-- Opening Marker --

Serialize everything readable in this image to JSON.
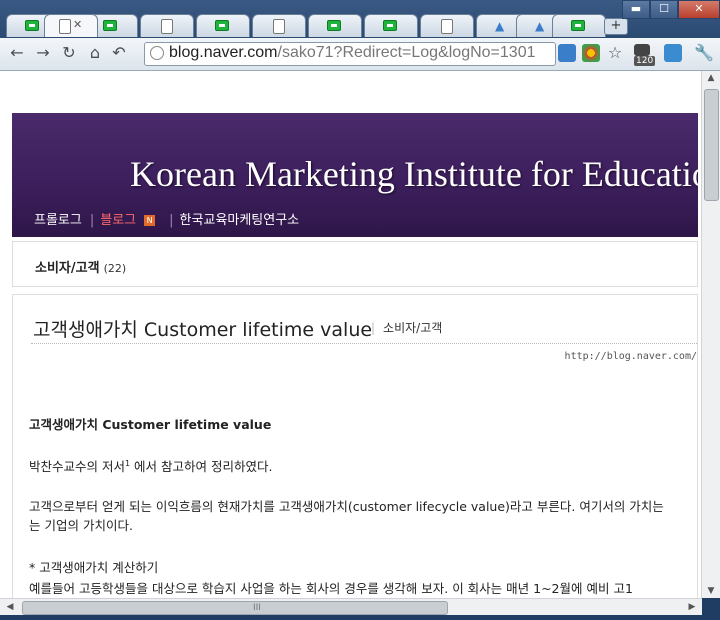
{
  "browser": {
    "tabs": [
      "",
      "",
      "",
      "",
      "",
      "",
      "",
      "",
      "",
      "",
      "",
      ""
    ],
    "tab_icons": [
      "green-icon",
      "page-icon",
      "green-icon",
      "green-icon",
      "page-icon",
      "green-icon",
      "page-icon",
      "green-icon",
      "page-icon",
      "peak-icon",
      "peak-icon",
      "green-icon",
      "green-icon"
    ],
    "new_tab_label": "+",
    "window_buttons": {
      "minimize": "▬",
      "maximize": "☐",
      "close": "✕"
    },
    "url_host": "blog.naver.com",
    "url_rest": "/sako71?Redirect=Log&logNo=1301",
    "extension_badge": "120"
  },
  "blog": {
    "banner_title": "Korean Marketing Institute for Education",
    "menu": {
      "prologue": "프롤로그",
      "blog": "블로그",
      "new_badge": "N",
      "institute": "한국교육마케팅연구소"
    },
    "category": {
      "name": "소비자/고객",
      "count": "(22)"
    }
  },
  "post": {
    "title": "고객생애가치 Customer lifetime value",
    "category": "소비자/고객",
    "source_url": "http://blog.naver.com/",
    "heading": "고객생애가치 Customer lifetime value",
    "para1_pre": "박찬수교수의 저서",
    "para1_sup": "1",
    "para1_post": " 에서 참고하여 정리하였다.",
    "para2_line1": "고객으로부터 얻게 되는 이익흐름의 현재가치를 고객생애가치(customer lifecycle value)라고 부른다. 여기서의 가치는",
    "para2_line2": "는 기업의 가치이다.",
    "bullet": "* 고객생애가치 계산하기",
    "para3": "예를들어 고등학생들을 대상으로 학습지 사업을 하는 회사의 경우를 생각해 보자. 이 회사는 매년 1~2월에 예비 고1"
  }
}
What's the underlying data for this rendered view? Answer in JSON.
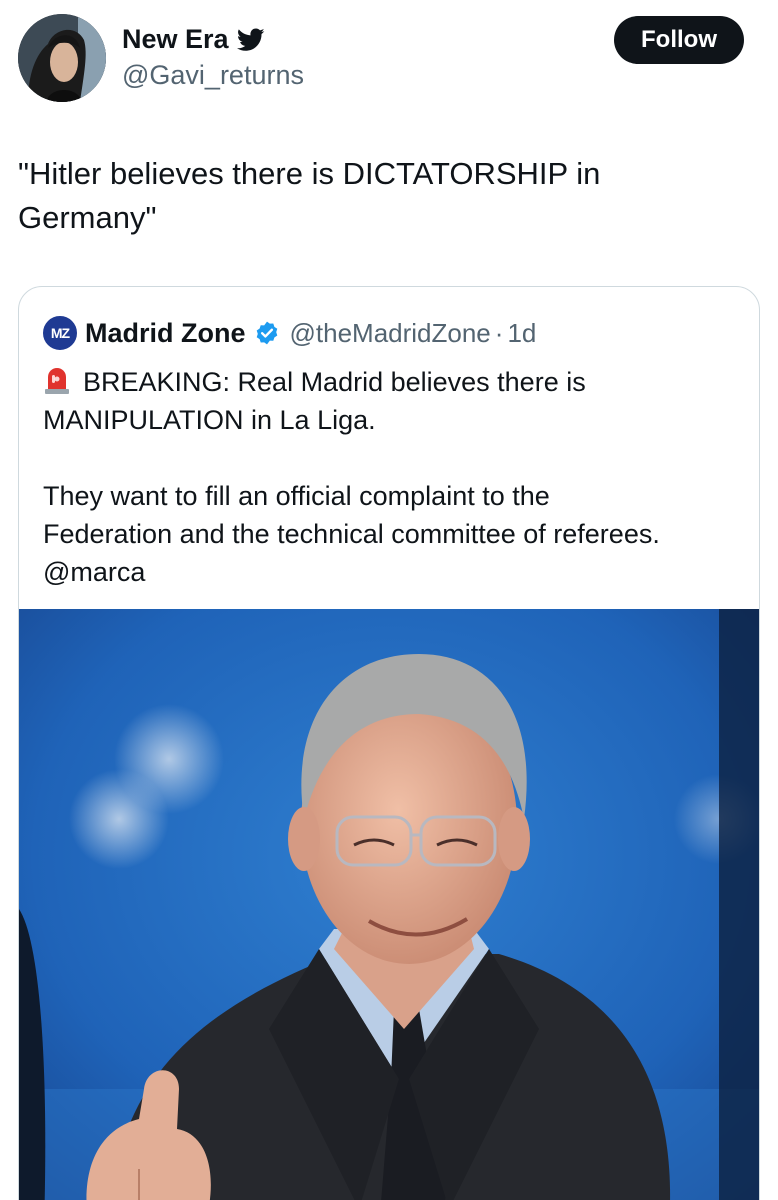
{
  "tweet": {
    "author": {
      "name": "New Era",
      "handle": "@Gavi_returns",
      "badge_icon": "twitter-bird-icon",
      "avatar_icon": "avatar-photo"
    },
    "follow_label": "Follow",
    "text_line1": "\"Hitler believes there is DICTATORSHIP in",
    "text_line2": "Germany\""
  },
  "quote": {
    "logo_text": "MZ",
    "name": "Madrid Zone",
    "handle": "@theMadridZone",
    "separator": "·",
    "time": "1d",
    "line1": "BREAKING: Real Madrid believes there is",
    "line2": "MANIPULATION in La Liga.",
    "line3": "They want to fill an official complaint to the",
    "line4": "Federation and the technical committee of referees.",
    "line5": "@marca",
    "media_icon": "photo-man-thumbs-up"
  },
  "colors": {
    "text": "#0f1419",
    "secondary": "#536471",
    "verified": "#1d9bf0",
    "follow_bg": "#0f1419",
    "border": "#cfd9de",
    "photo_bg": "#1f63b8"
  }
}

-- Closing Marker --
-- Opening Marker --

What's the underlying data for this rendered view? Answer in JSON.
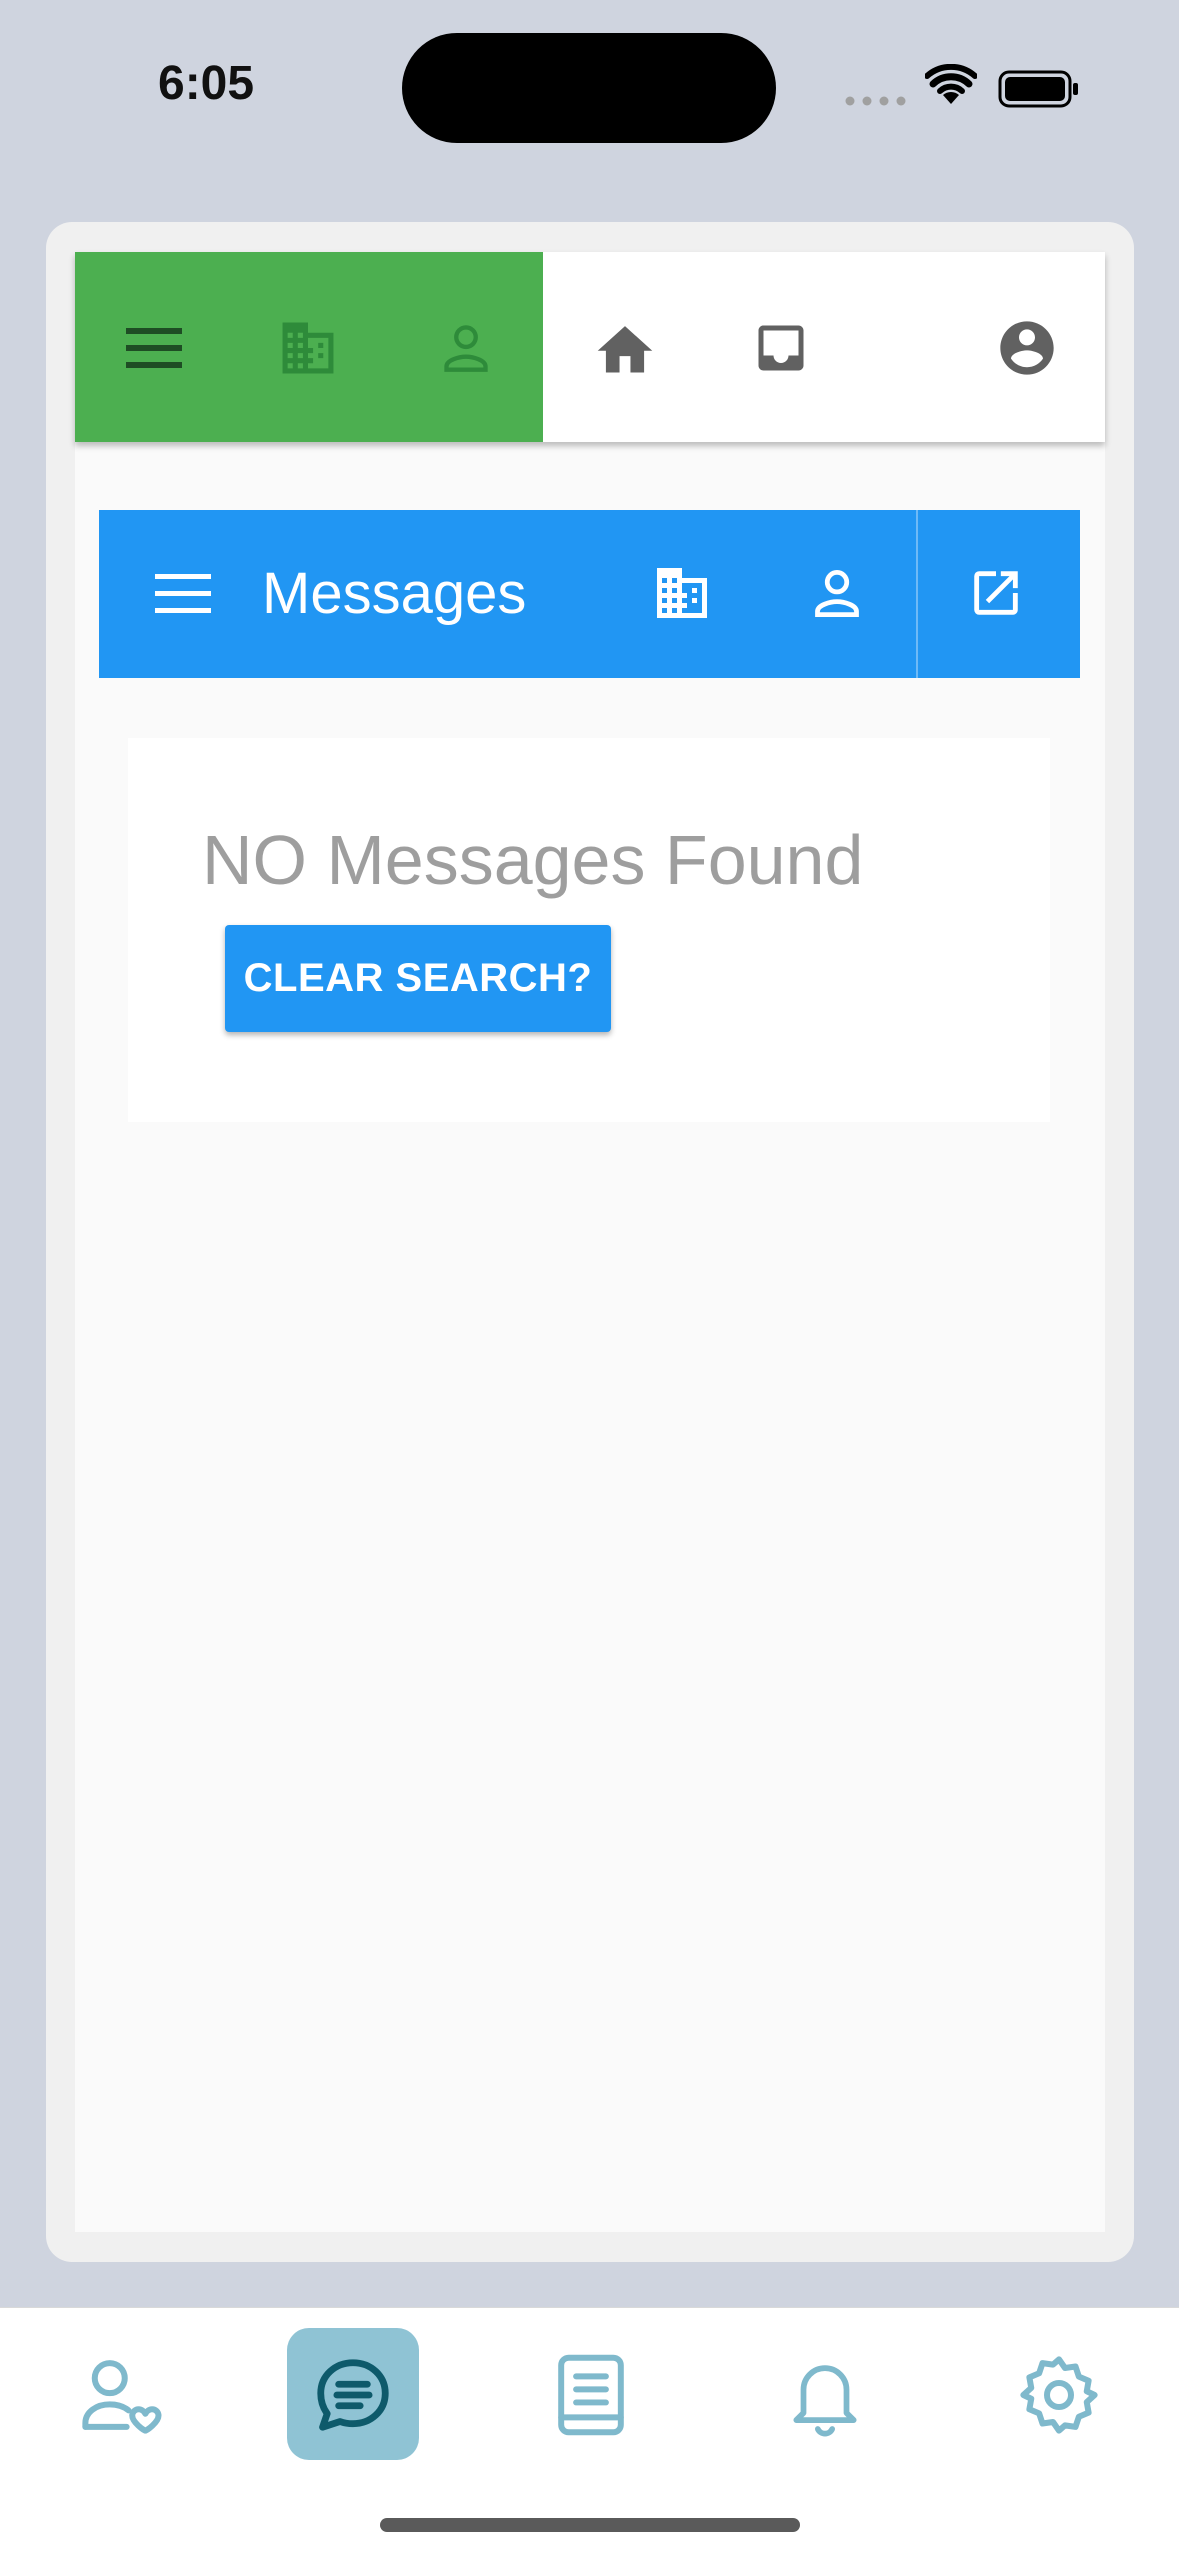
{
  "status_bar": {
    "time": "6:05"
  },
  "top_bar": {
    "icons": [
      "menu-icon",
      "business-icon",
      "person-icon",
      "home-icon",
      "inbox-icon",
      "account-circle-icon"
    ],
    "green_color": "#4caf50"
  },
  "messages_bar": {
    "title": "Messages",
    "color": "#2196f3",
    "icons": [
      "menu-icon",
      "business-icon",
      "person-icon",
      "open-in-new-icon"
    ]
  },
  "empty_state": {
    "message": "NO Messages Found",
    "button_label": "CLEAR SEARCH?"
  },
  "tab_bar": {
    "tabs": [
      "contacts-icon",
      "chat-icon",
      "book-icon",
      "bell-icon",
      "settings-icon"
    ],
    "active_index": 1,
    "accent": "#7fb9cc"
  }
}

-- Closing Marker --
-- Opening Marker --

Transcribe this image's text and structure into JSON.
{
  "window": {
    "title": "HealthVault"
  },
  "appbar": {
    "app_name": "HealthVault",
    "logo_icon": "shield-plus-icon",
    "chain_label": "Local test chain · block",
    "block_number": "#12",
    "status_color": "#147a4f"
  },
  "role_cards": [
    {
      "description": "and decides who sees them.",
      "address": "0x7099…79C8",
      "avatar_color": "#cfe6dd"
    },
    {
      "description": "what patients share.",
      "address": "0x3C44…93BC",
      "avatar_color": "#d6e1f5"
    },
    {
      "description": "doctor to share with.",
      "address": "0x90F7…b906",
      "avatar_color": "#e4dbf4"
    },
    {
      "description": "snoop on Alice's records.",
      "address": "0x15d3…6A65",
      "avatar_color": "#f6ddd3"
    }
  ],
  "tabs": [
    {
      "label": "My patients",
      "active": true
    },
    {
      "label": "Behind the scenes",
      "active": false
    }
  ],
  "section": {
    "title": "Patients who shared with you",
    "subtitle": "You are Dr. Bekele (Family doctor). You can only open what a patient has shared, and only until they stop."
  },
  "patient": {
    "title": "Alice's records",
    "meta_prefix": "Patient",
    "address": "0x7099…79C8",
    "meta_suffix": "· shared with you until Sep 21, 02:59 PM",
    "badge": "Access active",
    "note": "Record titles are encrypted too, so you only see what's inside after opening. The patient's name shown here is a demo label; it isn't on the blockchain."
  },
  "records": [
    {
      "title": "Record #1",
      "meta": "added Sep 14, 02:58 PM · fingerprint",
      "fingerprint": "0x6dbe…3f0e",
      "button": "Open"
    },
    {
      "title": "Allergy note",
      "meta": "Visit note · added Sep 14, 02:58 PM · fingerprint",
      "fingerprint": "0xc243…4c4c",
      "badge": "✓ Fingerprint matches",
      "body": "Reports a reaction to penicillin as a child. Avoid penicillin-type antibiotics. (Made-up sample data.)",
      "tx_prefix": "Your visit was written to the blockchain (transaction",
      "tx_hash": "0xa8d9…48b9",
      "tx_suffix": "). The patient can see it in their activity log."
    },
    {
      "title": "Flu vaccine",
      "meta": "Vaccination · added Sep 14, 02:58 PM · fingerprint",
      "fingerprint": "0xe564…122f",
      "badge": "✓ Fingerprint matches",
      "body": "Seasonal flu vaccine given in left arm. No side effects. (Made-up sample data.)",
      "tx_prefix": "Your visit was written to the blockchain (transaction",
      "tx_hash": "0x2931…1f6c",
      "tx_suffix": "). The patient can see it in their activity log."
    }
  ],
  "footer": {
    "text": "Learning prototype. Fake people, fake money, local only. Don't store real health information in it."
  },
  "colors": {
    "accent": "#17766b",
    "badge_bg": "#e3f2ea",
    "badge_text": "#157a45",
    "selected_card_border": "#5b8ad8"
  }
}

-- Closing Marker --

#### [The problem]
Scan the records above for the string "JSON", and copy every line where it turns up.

#### [Answer box]
Serialize everything readable in this image to JSON.
What's the underlying data for this rendered view? Answer in JSON.
What's the underlying data for this rendered view? Answer in JSON.
Transcribe this image's text and structure into JSON.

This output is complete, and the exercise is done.